    Psychotherapist, executive performance coach, and author of Be Fearless: Change Your Life in 28 Days. Twitter: @JonathanAlpert

    Jonathan Alpert is a psychotherapist, columnist, performance coach and author in Manhattan. As a psychotherapist, he has helped countless couples and individuals overcome a wide range of challenges and go on to achieve success. He discussed his results-oriented approach in his 2012 New York Times Opinion piece, “In Therapy Forever? Enough Already”, which continues to be debated and garner international attention. Alpert is frequently interviewed by major TV, print and digital media outlets and has appeared on the Today Show, CNN, FOX, and Good Morning America discussing current events, mental health, hard news stories, celebrities/politicians, as well as lifestyle and hot-button issues. He appears in the 2010 Oscar-winning documentary, Inside Job commenting on the financial crisis. With his unique insight into how people think and their motivations, Alpert helps clients develop and strengthen their brands.

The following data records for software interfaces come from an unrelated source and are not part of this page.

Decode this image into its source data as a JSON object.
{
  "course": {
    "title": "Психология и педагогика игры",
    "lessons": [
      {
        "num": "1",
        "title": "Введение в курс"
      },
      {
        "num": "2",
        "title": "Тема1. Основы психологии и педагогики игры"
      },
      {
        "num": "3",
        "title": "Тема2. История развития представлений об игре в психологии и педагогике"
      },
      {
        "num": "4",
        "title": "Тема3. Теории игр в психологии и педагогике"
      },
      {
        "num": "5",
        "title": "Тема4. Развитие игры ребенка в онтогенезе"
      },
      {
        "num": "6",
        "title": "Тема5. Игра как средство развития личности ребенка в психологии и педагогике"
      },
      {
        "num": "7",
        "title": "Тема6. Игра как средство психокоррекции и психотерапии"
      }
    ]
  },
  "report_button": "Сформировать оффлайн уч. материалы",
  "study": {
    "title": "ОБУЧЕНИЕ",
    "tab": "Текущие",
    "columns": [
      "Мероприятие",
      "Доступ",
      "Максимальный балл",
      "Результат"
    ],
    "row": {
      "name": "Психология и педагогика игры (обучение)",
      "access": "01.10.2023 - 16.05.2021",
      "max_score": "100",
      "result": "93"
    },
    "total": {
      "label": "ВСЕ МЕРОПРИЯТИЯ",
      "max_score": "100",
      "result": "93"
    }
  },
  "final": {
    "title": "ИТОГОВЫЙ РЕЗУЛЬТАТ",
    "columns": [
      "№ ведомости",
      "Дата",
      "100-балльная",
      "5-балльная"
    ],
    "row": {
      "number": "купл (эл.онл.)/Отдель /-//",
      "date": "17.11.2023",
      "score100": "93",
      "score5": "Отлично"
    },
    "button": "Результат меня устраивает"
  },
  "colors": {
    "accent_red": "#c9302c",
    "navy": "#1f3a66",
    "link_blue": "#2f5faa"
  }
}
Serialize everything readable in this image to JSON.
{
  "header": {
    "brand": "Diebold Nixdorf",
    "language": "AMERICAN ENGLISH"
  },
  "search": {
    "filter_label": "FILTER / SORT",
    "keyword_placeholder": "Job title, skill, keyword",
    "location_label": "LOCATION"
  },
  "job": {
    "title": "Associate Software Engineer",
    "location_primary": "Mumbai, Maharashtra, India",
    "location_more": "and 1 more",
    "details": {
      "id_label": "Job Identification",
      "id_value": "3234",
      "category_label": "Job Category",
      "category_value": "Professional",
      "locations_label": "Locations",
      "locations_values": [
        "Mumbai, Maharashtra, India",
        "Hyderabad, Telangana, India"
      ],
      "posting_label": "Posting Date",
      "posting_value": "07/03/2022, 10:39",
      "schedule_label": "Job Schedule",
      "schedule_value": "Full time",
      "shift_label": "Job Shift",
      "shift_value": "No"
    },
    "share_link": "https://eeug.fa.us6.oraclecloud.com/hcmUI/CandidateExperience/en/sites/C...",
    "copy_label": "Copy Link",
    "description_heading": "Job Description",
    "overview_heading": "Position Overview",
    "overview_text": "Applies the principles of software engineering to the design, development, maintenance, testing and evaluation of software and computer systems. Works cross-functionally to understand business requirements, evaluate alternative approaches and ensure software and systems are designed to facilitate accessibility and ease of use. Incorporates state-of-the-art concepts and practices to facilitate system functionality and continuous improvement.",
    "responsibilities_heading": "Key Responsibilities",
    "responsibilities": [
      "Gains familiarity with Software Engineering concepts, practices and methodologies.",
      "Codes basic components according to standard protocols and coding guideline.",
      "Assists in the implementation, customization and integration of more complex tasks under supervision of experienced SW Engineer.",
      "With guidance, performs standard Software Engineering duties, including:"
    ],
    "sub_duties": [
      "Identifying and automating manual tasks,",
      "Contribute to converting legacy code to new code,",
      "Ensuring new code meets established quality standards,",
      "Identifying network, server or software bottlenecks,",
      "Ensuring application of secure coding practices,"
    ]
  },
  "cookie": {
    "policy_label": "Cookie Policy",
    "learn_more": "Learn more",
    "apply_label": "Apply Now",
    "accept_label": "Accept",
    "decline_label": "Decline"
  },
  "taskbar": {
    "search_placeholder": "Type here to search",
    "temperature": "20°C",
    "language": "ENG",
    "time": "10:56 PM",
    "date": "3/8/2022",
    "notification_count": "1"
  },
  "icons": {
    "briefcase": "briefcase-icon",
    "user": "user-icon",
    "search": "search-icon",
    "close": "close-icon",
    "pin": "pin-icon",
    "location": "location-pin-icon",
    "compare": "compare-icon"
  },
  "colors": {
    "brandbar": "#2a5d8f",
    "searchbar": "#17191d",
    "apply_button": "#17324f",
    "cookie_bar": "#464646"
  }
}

He has been a spokesperson for NutriBullet, Liberty Mutual insurance, and Enterprise Rent-A-Car. Jonathan’s 2012 book BE FEARLESS: Change Your Life in 28 Days has been translated into six languages worldwide. Alpert continues to provide advice to the masses through his, Huffington Post, and Thrive columns. @JonathanAlpert